Have you ever wondered how you can creatively grow? This new book, Sudden Genius, shares how others have. What path shall you explore to unleash your own?
Chip Hessenflow gets a gold star for this one too!
From The Chronicle of Higher Education
November 21, 2010 written by By Evan R. Goldstein
Jean-Paul Sartre said that the greatest gift a father can give his son is to die early. Sartre’s remark, though harsh, isn’t implausible. In a new book, Sudden Genius: The Gradual Path to Creative Breakthroughs (Oxford University Press), Andrew Robinson notes that a remarkable number of super-high achievers suffered the death of a parent at a young age. He cites a 1978 study of almost 700 historical figures that found that 25 percent of them—including J.S. Bach, Dante, Michelangelo, Leo Tolstoy, and Richard Wagner—lost at least one parent before the age of 10.
Robinson entertains the possibility of a correlation between tragedy and extreme creativity. Some psychologists believe that trauma can lead a child to turn inward and cultivate a taste for solitude. “The ability to be alone is critical,” says Robinson, a former literary editor of the Times Higher Education Supplement, in an interview, noting that Mozart, who had an active social life, nonetheless withdrew for long stretches to focus on his work. “You don’t write The Marriage of Figaro in six weeks if you go out and get drunk every night.” Even in the sciences, where collaboration is common, Robinson says, major breakthroughs have been spearheaded by figures—Galileo, Newton, Darwin, and Einstein—with pronounced solitary streaks.
What are we to make of all of this? Not much, apparently. The notion that genius is nurtured by childhood adversity “is a tempting one,” Robinson writes, but it crumbles under careful scrutiny. For every figure that fits the bill (Joseph Conrad was a bookish, withdrawn child whose parents died before he turned 12), another genius bucks the pattern (Henri Cartier-Bresson clashed with his wealthy parents, but they were supportive—and alive). Indeed, Robinson dismisses all unified theories of creativity, of which there have been many over the years. “They don’t apply across the board,” he says.

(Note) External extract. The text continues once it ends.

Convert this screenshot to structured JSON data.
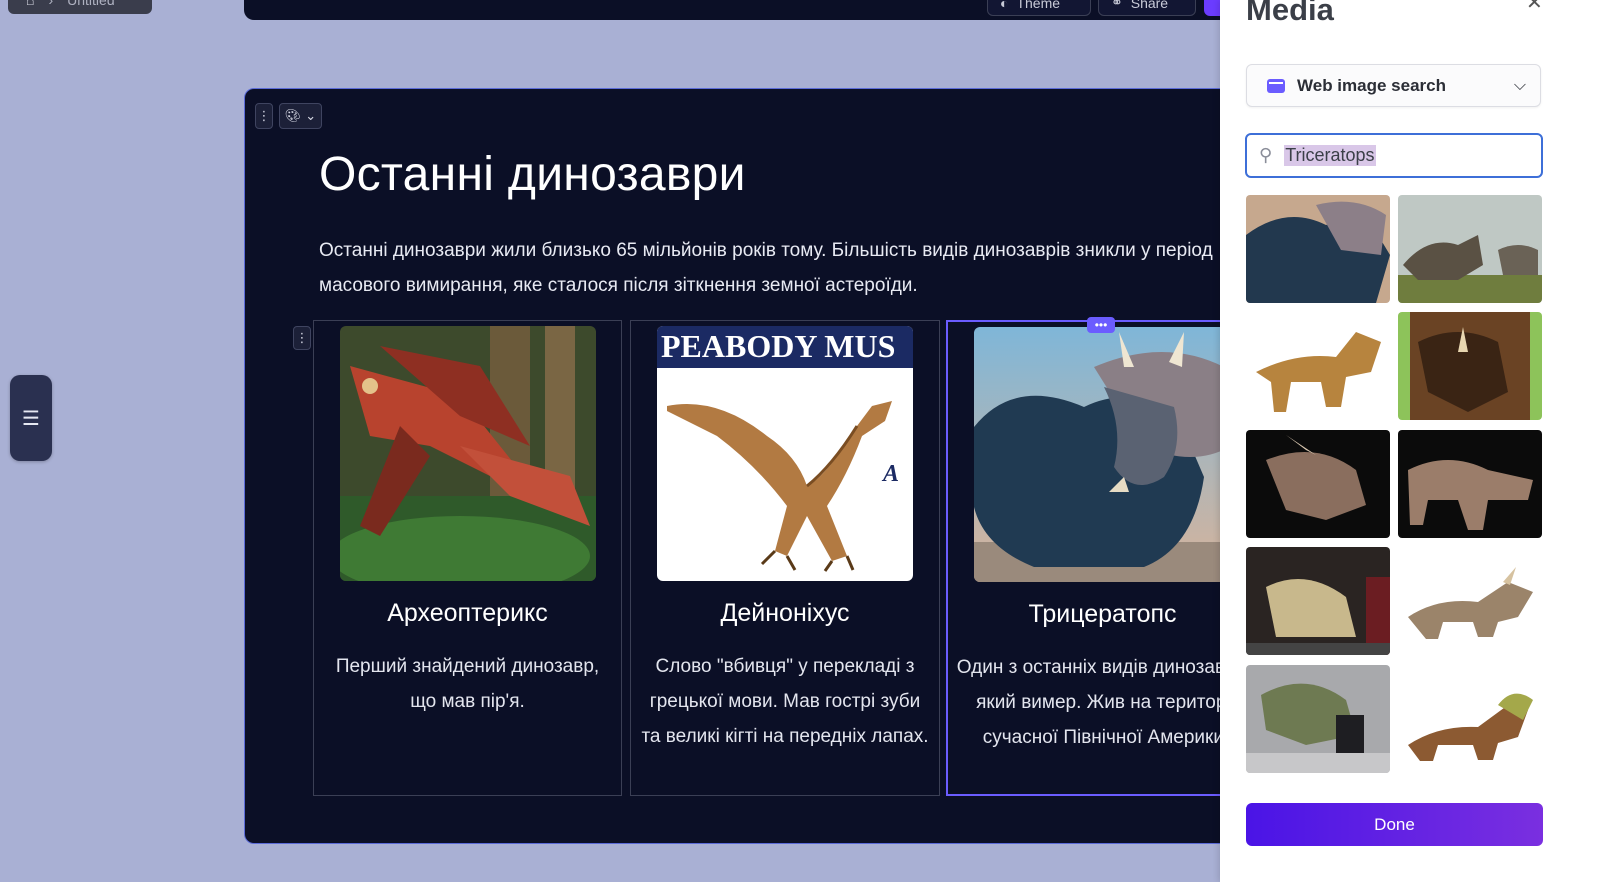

So where do big ideas come from? Sudden Genius looks for answers in the lives of 10 pioneering thinkers and artists, including Marie Curie, Charles Darwin, Satyajit Ray, Virginia Woolf, and Christopher Wren. Robinson tries to ferret out the “sources, ingredients, and patterns” of their talents. The big—if bland—takeaway is this: Geniuses are made, not born. Breakthroughs that appear like flashes out of the blue in fact result from at least 10 years of preparation, if not a lifetime of industriousness. When Thomas Edison died, he owned 1,093 patents (that’s about one every two weeks of his adult life); Picasso produced more than 20,000 works; Henri Poincaré published 500 papers and 30 books. The lesson, Robinson says, is that “hard work does pay off.”
If the sources of genius remain something of a riddle, Robinson is emphatic about what does not contribute to creative excellence: higher education. The academy’s emphasis on specialization and its “inherent tendency to ignore or reject highly original work that does not fit the existing paradigm” is an impediment to creativity, Robinson argues. He points to several intriguing studies. One, by Dean Keith Simonton, a professor of psychology at the University of California at Davis, suggests that creativity flourishes best among those with the equivalent of two years of an undergraduate education—no less, no more. Mihaly Csikszentmihalyi, a professor of psychology at Claremont Graduate University, has also looked at the relationship between education and innovation. In his 1996 book, Creativity: Flow and the Psychology of Discovery and Invention, he argued that formal education has historically had little effect on the lives of creative people. “If anything,” Csikszentmihalyi wrote, “school threatened to extinguish the interest and curiosity that the child had discovered outside its walls.”